Look through the entries below, please, and copy every line with the word "Address".

RECORDED INFORMATION -
◆ ◆ ◆ ◆ ◆ ◆ ◆

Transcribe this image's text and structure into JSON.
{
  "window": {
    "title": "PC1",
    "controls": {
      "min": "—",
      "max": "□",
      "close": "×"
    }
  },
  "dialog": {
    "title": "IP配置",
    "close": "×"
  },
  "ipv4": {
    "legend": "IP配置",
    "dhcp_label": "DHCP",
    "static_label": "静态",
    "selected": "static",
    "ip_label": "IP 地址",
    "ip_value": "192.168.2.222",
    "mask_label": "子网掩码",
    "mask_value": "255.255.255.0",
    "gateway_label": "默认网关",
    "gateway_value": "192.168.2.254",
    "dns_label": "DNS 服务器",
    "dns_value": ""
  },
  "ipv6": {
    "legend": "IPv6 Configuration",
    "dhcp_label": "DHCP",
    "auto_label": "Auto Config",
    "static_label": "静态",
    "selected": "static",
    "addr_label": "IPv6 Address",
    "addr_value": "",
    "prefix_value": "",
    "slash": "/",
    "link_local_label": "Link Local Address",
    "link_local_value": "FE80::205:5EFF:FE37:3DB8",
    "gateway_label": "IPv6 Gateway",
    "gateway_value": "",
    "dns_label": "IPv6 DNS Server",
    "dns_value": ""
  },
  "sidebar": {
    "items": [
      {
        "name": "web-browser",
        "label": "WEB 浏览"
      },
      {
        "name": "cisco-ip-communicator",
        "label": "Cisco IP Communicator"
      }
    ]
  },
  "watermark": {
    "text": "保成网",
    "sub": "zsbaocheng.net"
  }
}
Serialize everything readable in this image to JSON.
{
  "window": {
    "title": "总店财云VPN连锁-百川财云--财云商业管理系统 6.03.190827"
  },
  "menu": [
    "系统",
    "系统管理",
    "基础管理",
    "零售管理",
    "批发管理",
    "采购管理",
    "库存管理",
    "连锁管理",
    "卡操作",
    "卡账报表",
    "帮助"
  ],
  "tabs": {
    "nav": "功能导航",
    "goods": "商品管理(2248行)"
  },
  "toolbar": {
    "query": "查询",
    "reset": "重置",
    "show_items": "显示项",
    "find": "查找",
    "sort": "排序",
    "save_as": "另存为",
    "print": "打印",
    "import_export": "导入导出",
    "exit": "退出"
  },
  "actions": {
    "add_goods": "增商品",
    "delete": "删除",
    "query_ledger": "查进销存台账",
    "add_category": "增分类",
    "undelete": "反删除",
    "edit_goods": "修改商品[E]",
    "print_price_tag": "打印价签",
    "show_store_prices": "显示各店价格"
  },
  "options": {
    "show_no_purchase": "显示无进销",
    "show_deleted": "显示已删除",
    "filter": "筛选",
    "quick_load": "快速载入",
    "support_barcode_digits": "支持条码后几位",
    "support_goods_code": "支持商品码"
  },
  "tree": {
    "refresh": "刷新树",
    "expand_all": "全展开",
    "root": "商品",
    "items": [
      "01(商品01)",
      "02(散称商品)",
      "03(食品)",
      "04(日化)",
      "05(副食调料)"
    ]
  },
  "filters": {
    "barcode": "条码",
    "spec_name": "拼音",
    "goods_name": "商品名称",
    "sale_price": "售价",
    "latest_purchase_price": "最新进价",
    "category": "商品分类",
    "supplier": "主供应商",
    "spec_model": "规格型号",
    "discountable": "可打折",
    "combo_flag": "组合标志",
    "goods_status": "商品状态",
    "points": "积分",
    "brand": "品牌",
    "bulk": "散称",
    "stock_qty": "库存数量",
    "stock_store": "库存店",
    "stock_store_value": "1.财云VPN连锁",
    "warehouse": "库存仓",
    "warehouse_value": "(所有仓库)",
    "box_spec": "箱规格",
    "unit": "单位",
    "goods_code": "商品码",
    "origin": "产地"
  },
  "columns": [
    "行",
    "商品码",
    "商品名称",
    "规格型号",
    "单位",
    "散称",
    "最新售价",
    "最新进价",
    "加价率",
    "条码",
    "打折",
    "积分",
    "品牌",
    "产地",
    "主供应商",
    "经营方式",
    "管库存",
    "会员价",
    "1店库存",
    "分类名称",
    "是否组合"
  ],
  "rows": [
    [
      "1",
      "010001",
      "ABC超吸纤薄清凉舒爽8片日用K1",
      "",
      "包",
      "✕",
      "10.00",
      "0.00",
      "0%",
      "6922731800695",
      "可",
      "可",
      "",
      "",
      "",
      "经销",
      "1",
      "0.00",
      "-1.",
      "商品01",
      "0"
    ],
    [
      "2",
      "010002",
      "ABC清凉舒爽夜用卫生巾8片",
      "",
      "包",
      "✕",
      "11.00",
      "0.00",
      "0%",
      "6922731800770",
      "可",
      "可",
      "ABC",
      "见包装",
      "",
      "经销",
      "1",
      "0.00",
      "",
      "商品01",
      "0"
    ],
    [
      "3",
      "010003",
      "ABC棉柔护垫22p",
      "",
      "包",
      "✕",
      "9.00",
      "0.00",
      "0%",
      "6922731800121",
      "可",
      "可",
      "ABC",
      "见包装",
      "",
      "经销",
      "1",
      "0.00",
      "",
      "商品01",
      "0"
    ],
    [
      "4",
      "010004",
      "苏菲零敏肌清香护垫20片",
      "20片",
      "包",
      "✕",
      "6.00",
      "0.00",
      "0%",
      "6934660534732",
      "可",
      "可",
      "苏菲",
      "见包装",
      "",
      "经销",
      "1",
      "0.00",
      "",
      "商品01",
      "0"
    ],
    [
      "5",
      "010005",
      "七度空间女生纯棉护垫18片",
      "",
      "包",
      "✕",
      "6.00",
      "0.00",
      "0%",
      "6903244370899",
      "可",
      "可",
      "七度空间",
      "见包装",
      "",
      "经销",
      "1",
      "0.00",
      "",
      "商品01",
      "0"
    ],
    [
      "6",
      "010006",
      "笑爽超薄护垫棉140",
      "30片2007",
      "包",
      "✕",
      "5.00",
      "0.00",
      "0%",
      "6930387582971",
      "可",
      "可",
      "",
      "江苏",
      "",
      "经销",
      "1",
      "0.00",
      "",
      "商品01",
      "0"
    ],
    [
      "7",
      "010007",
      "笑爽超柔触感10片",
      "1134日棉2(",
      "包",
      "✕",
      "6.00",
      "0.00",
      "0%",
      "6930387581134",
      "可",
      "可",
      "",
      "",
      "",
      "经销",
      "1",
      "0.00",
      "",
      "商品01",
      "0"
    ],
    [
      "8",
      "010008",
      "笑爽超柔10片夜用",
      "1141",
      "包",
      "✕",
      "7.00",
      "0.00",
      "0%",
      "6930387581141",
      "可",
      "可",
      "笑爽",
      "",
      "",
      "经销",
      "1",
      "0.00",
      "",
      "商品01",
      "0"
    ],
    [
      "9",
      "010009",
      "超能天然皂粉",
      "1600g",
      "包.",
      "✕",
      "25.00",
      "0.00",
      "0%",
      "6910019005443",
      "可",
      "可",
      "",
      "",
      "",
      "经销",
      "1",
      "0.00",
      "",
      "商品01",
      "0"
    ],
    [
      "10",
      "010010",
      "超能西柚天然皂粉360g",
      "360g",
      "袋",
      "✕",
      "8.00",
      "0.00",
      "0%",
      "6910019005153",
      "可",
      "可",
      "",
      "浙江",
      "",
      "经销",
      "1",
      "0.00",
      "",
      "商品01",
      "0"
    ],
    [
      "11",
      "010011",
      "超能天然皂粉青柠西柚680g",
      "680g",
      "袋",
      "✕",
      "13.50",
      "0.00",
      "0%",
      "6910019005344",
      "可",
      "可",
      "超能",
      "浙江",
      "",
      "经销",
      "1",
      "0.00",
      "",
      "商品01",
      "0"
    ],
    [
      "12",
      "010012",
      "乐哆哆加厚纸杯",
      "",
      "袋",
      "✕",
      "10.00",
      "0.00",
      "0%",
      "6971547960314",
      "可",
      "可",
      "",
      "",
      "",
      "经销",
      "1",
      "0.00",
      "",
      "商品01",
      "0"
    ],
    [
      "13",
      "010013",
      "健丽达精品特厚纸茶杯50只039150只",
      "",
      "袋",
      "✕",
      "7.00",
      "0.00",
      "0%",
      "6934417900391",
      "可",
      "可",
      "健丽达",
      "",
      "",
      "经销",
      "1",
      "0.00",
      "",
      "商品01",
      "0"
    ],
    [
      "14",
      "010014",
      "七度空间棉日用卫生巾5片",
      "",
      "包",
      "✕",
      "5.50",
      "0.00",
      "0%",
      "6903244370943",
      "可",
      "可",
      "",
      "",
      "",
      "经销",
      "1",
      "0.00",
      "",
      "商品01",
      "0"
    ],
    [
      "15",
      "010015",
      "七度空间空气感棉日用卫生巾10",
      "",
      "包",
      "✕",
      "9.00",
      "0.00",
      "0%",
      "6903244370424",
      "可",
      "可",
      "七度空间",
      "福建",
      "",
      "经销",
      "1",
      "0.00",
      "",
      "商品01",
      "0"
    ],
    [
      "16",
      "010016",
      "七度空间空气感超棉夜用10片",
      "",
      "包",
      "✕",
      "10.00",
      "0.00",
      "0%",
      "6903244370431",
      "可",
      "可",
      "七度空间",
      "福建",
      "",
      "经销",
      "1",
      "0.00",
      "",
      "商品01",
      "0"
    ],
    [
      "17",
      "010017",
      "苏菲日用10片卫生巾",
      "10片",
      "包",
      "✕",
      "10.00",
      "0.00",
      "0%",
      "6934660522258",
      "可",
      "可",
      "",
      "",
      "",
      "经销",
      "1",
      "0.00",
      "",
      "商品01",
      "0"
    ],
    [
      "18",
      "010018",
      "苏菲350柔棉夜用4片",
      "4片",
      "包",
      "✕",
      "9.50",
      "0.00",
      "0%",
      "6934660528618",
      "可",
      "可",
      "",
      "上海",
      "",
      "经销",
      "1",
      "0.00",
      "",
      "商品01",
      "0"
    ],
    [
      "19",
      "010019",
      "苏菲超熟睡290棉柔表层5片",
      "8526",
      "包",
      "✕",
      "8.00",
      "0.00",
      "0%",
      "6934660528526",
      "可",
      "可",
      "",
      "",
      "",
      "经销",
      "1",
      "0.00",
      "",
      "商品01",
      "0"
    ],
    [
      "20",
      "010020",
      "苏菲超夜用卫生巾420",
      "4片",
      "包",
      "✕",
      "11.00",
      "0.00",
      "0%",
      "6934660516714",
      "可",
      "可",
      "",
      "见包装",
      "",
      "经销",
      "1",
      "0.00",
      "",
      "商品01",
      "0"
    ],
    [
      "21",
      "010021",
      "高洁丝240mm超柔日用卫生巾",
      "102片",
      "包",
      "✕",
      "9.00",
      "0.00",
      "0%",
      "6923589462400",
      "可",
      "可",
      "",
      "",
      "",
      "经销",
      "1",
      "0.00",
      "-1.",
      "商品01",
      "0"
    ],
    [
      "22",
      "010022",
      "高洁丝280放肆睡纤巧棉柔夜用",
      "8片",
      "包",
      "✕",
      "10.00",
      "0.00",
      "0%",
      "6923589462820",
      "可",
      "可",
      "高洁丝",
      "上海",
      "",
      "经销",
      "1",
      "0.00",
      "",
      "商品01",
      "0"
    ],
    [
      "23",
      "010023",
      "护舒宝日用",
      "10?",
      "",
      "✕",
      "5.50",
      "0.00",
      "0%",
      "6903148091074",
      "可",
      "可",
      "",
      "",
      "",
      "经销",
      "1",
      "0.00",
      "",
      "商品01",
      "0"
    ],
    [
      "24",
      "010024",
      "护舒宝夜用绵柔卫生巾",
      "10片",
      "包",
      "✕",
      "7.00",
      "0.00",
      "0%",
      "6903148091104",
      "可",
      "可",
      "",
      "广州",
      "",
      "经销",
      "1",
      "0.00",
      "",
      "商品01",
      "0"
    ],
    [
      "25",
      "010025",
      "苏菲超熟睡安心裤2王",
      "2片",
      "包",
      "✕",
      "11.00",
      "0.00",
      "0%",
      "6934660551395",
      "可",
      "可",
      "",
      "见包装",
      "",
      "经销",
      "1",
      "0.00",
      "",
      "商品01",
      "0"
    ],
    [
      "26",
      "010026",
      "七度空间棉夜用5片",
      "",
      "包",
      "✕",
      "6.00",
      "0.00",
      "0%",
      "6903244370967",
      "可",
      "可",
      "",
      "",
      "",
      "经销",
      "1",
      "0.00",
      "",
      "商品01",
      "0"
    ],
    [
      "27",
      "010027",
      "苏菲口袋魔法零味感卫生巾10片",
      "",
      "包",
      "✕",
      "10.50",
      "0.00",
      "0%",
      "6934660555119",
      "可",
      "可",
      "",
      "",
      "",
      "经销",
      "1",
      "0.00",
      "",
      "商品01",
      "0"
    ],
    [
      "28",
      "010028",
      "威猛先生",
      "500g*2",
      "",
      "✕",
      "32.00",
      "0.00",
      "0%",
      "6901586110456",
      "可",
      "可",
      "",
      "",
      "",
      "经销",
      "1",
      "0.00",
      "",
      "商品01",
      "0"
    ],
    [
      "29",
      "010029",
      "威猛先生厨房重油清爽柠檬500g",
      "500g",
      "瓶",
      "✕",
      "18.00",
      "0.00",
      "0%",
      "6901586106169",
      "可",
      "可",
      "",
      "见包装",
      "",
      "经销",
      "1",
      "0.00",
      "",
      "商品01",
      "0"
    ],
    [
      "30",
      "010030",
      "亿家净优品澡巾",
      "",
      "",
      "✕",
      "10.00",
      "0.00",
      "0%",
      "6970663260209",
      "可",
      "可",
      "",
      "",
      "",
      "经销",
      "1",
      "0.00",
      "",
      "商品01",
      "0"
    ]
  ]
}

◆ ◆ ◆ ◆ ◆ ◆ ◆

WORKED SOLUTION -
    "addr_label": "IPv6 Address",
    "link_local_label": "Link Local Address",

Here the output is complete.